→ SOURCE RECORDS:

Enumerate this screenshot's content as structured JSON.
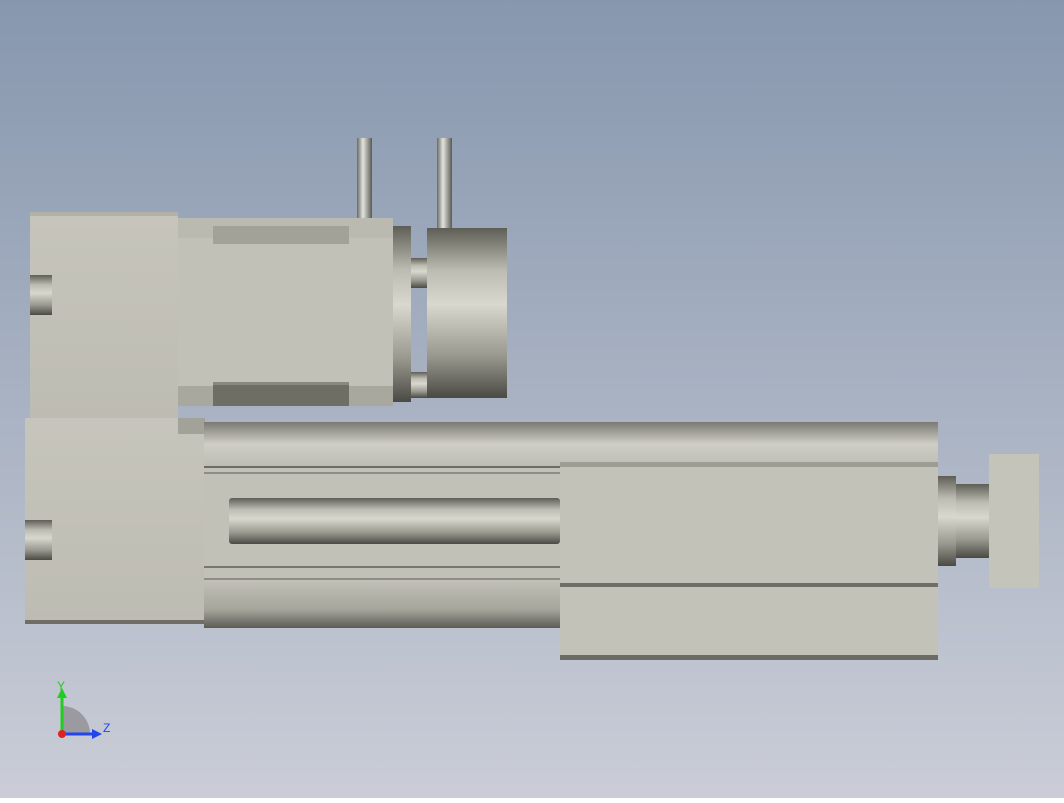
{
  "viewport": {
    "background_top": "#8a9ab0",
    "background_bottom": "#c8ccd6",
    "model_fill": "#c4c3ba",
    "model_shadow": "#6e6e66"
  },
  "triad": {
    "y_label": "Y",
    "z_label": "Z",
    "y_color": "#22cc22",
    "z_color": "#2244ee",
    "x_color": "#dd2222"
  }
}
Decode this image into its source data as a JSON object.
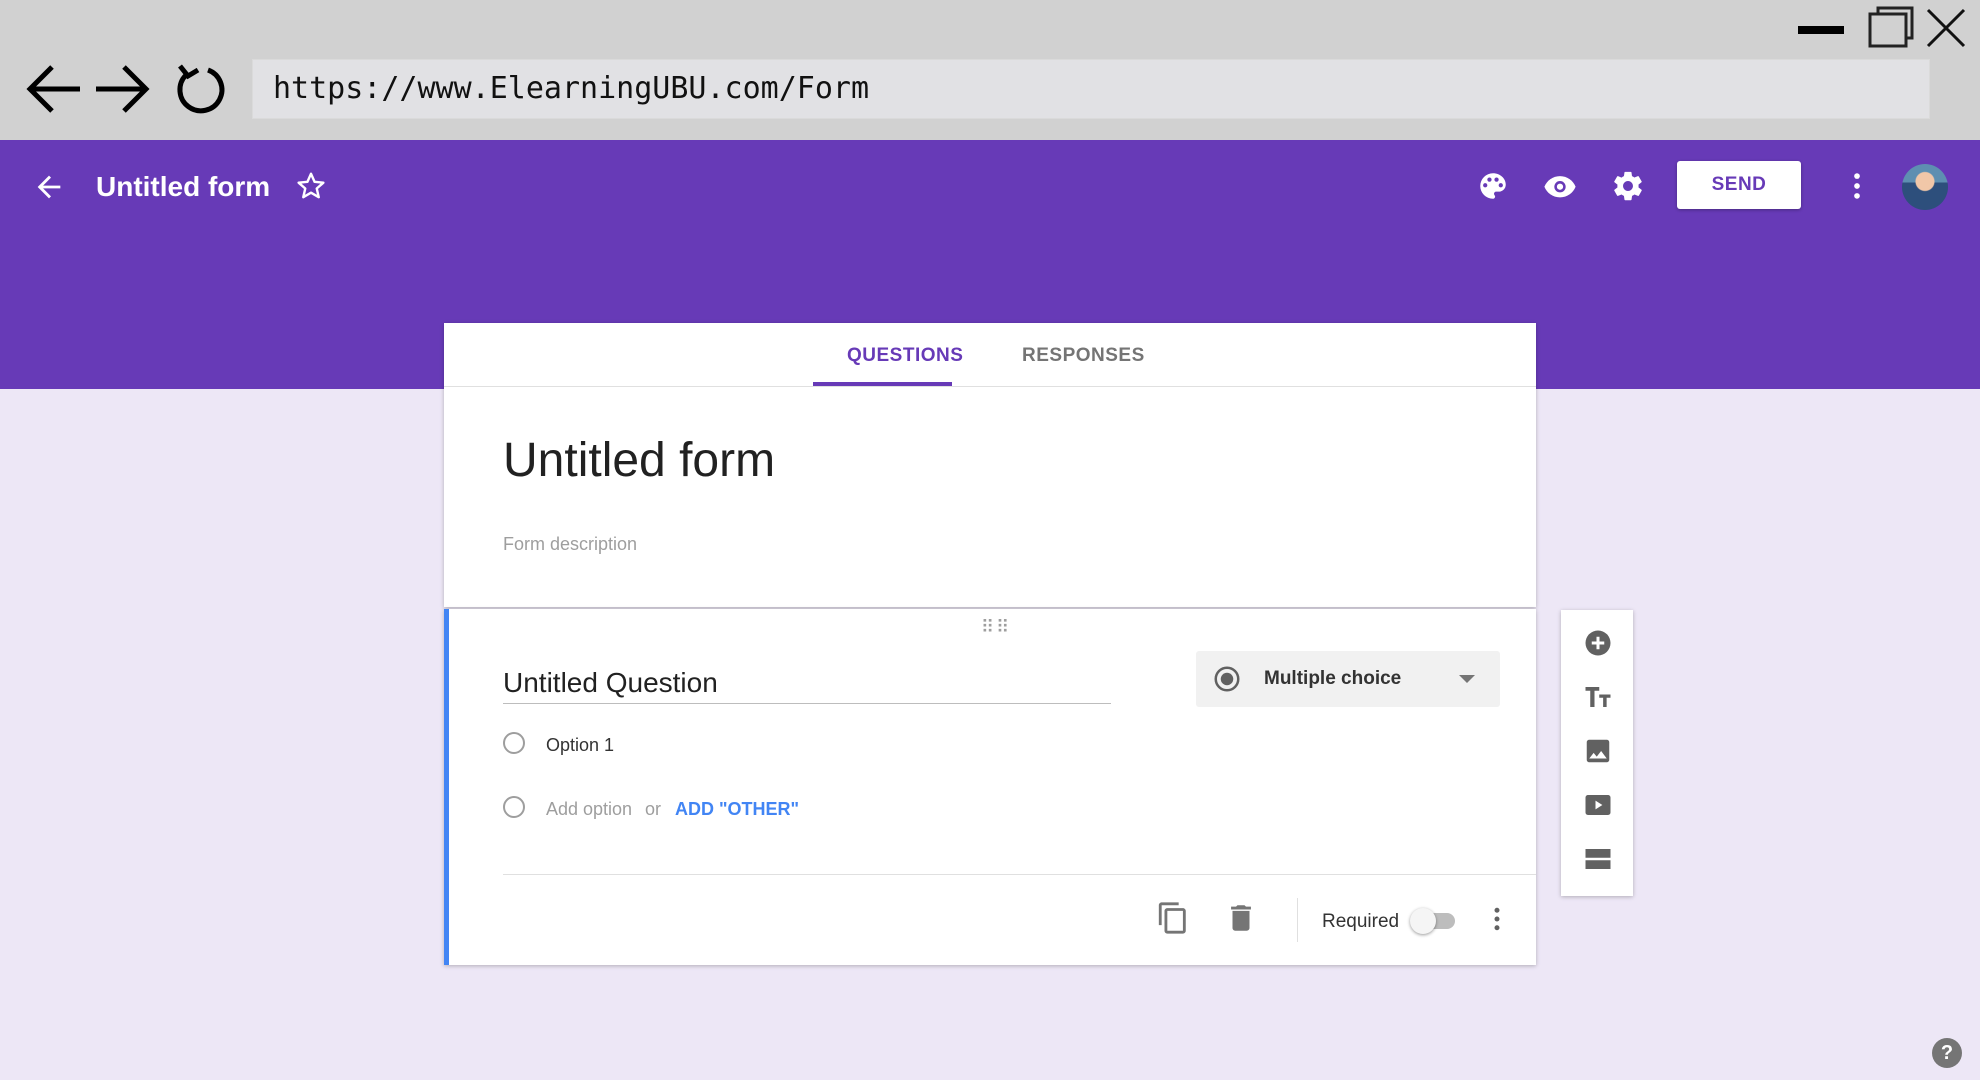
{
  "browser": {
    "url": "https://www.ElearningUBU.com/Form",
    "icons": [
      "back-arrow-icon",
      "forward-arrow-icon",
      "reload-icon",
      "minimize-icon",
      "maximize-icon",
      "close-icon"
    ]
  },
  "header": {
    "title": "Untitled form",
    "send_label": "SEND",
    "icons": [
      "back-icon",
      "star-icon",
      "palette-icon",
      "preview-eye-icon",
      "settings-gear-icon",
      "more-vert-icon",
      "avatar"
    ],
    "colors": {
      "brand": "#673ab7",
      "background": "#ede7f6"
    }
  },
  "tabs": [
    {
      "label": "QUESTIONS",
      "active": true
    },
    {
      "label": "RESPONSES",
      "active": false
    }
  ],
  "form": {
    "title": "Untitled form",
    "description_placeholder": "Form description"
  },
  "question": {
    "title": "Untitled Question",
    "type": "Multiple choice",
    "options": [
      "Option 1"
    ],
    "add_option": "Add option",
    "or_text": "or",
    "add_other": "ADD \"OTHER\"",
    "required_label": "Required",
    "required": false,
    "accent_color": "#4285f4"
  },
  "toolbar": {
    "icons": [
      "add-question-icon",
      "add-title-text-icon",
      "add-image-icon",
      "add-video-icon",
      "add-section-icon"
    ]
  },
  "help": "?"
}
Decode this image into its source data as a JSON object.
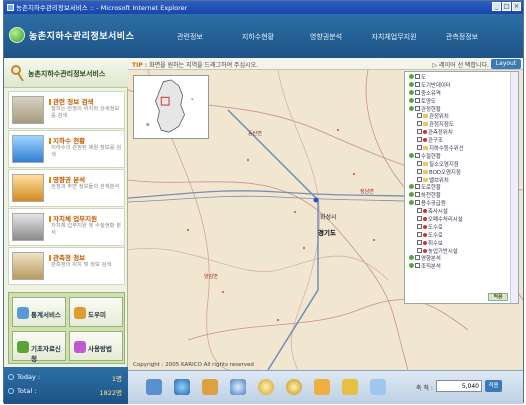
{
  "window": {
    "title": "농촌지하수관리정보서비스 :: - Microsoft Internet Explorer"
  },
  "header": {
    "logo": "농촌지하수관리정보서비스",
    "menu": [
      "관련정보",
      "지하수현황",
      "영향권분석",
      "자치체업무지원",
      "관측정정보"
    ]
  },
  "infobar": {
    "tip_label": "TIP :",
    "tip": "화면을 원하는 지역을 드래그하여 주십시오.",
    "select": "▷ 레이어 선 택합니다.",
    "layout": "Layout"
  },
  "sidebar": {
    "title": "농촌지하수관리정보서비스",
    "items": [
      {
        "title": "관련 정보 검색",
        "desc": "질의는 관정의 위치와 상세정보를 검색"
      },
      {
        "title": "지하수 현황",
        "desc": "지하수의 관정된 제원 정보를 검색"
      },
      {
        "title": "영향권 분석",
        "desc": "관정과 주변 정보들의 관계분석"
      },
      {
        "title": "자치체 업무지원",
        "desc": "자치체 업무지원 및 수질현황 분석"
      },
      {
        "title": "관측정 정보",
        "desc": "관측정의 위치 및 정보 검색"
      }
    ],
    "quick": [
      "통계서비스",
      "도우미",
      "기초자료신청",
      "사용방법"
    ],
    "counter": [
      {
        "label": "Today :",
        "value": "1명"
      },
      {
        "label": "Total :",
        "value": "1822명"
      }
    ]
  },
  "map": {
    "labels": [
      "동탄면",
      "화성시",
      "경기도",
      "양감면",
      "정남면"
    ],
    "copyright": "Copyright : 2005 KARICO All rights reserved"
  },
  "layers": {
    "nodes": [
      {
        "label": "도",
        "indent": 1,
        "kind": "cb"
      },
      {
        "label": "도기반데이터",
        "indent": 1,
        "kind": "cb"
      },
      {
        "label": "중소유역",
        "indent": 1,
        "kind": "cb"
      },
      {
        "label": "토양도",
        "indent": 1,
        "kind": "cb"
      },
      {
        "label": "관정현황",
        "indent": 1,
        "kind": "cb"
      },
      {
        "label": "관정위치",
        "indent": 2,
        "kind": "fd"
      },
      {
        "label": "관정지점도",
        "indent": 2,
        "kind": "fd"
      },
      {
        "label": "관측정위치",
        "indent": 2,
        "kind": "dt",
        "color": "#d03030"
      },
      {
        "label": "관구조",
        "indent": 2,
        "kind": "dt",
        "color": "#d03030"
      },
      {
        "label": "지하수등수위선",
        "indent": 2,
        "kind": "fd"
      },
      {
        "label": "수질현황",
        "indent": 1,
        "kind": "cb"
      },
      {
        "label": "질소오염지점",
        "indent": 2,
        "kind": "fd"
      },
      {
        "label": "BOD오염지점",
        "indent": 2,
        "kind": "fd"
      },
      {
        "label": "밸브위치",
        "indent": 2,
        "kind": "fd"
      },
      {
        "label": "도로현황",
        "indent": 1,
        "kind": "cb"
      },
      {
        "label": "하천현황",
        "indent": 1,
        "kind": "cb"
      },
      {
        "label": "용수공급원",
        "indent": 1,
        "kind": "cb"
      },
      {
        "label": "축사시설",
        "indent": 2,
        "kind": "dt",
        "color": "#d03030"
      },
      {
        "label": "오폐수처리시설",
        "indent": 2,
        "kind": "dt",
        "color": "#d03030"
      },
      {
        "label": "도수로",
        "indent": 2,
        "kind": "dt",
        "color": "#d03030"
      },
      {
        "label": "도수로",
        "indent": 2,
        "kind": "dt",
        "color": "#d03030"
      },
      {
        "label": "취수보",
        "indent": 2,
        "kind": "dt",
        "color": "#d03030"
      },
      {
        "label": "농업기반시설",
        "indent": 2,
        "kind": "dt",
        "color": "#d03030"
      },
      {
        "label": "영향분석",
        "indent": 1,
        "kind": "cb"
      },
      {
        "label": "조직분석",
        "indent": 1,
        "kind": "cb"
      }
    ],
    "apply": "적용"
  },
  "toolbar": {
    "scale_label": "축 척 :",
    "scale_value": "5,040",
    "scale_btn": "적용"
  }
}
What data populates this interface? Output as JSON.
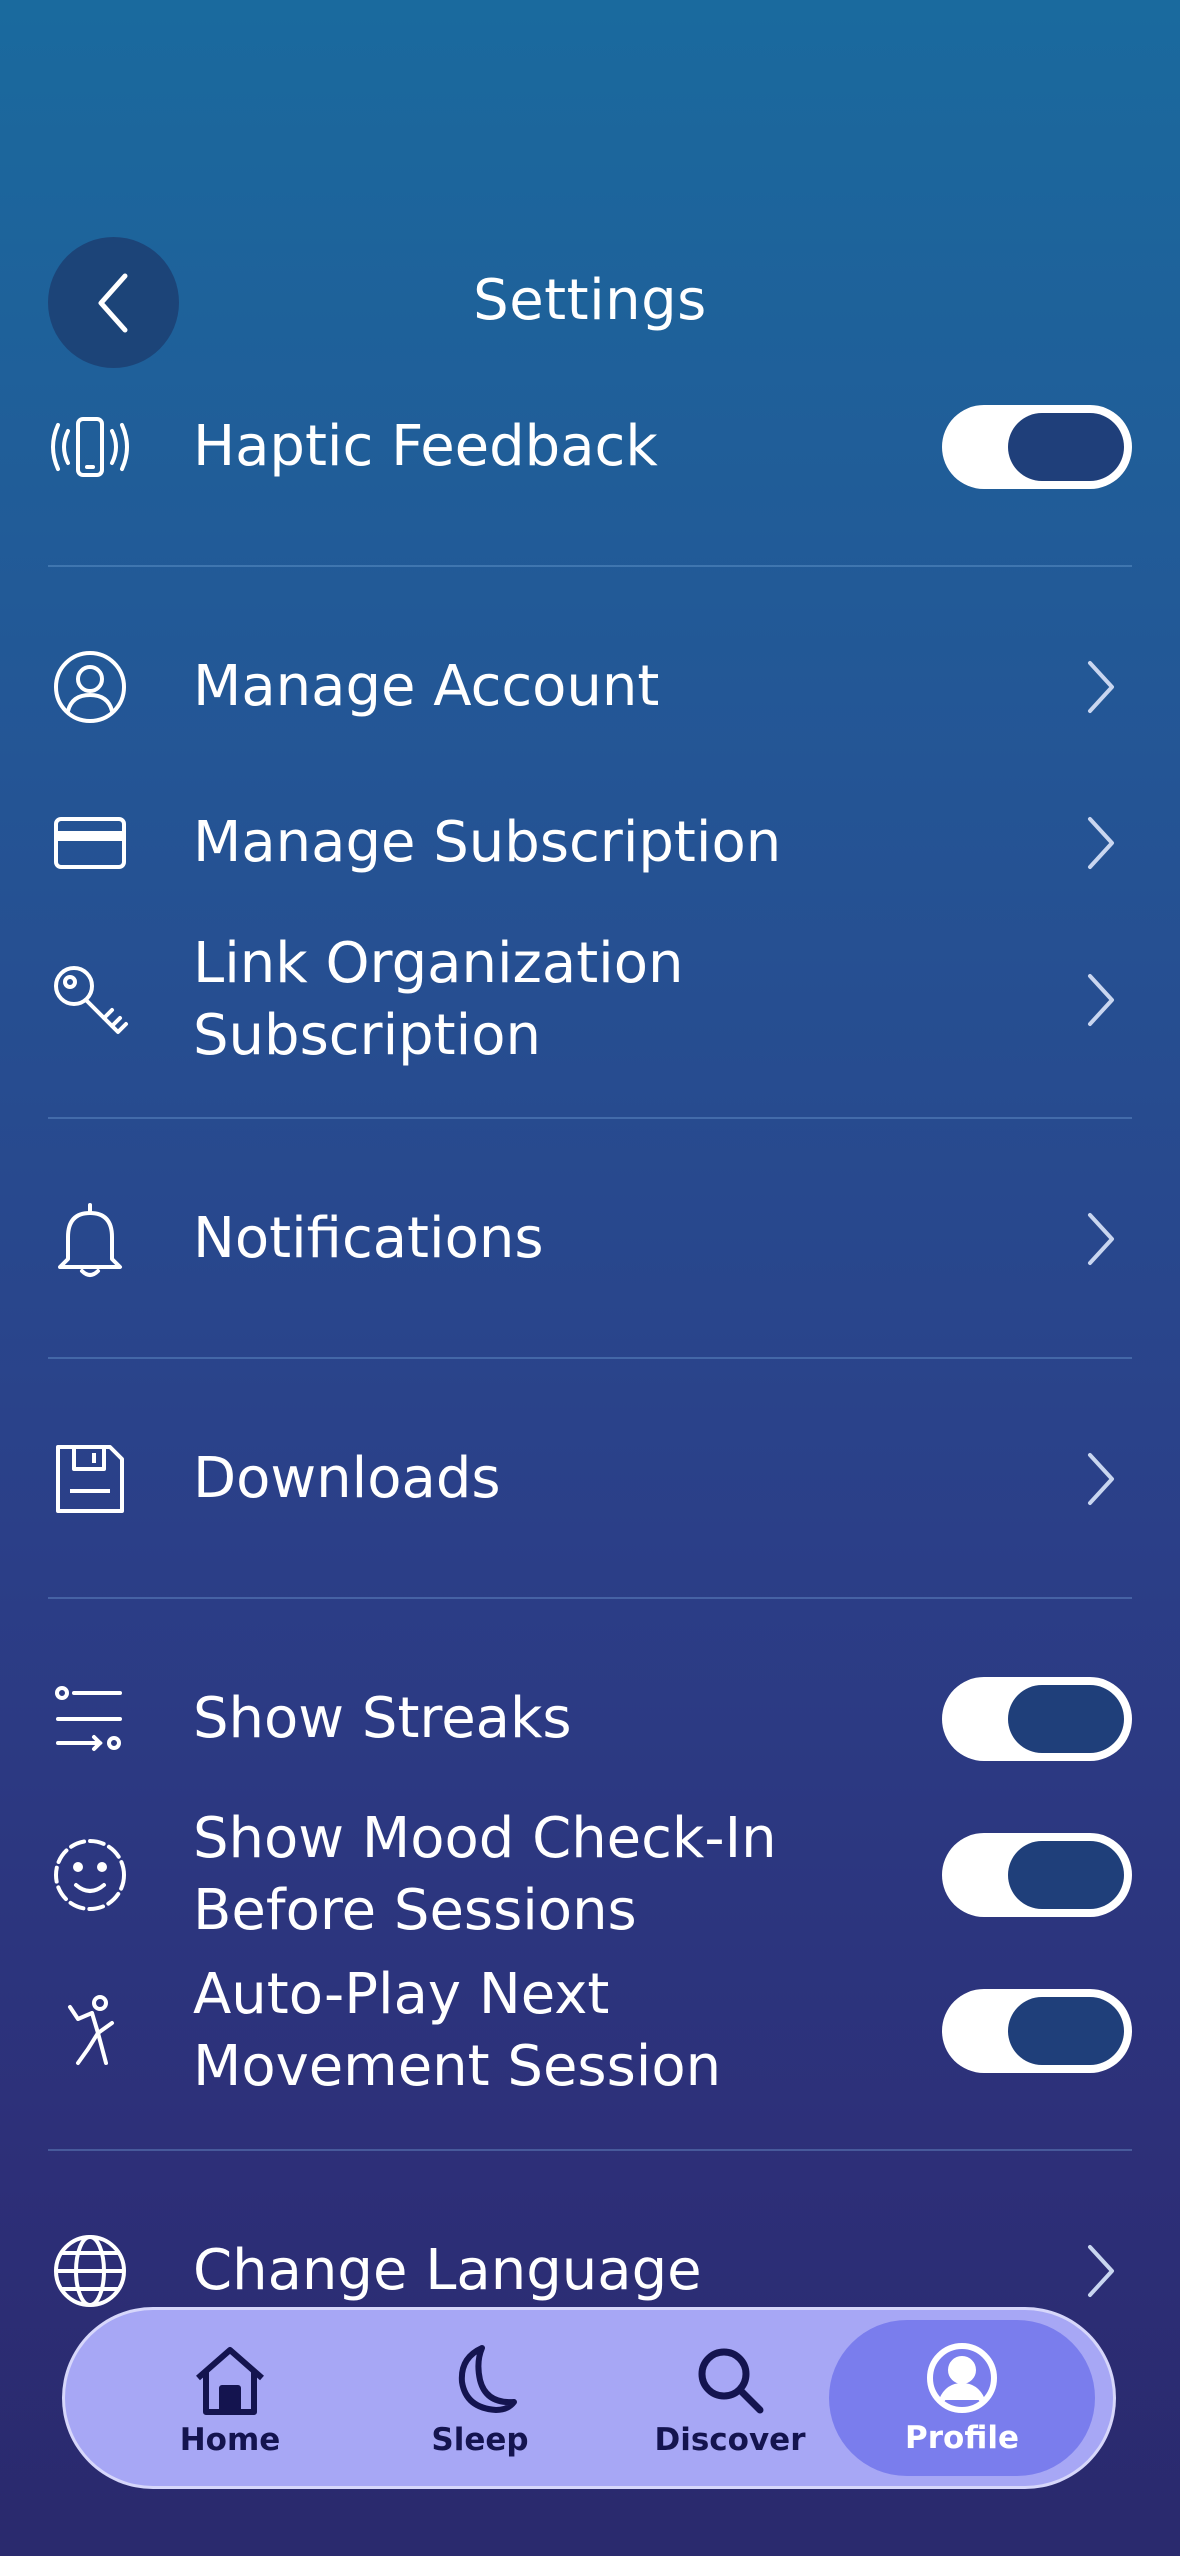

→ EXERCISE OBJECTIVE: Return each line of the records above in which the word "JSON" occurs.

→ EXPECTED ANSWER:
Enumerate this screenshot's content as structured JSON.
Decode this image into its source data as a JSON object.
Decode this image into its source data as a JSON object.
What data populates this interface? Output as JSON.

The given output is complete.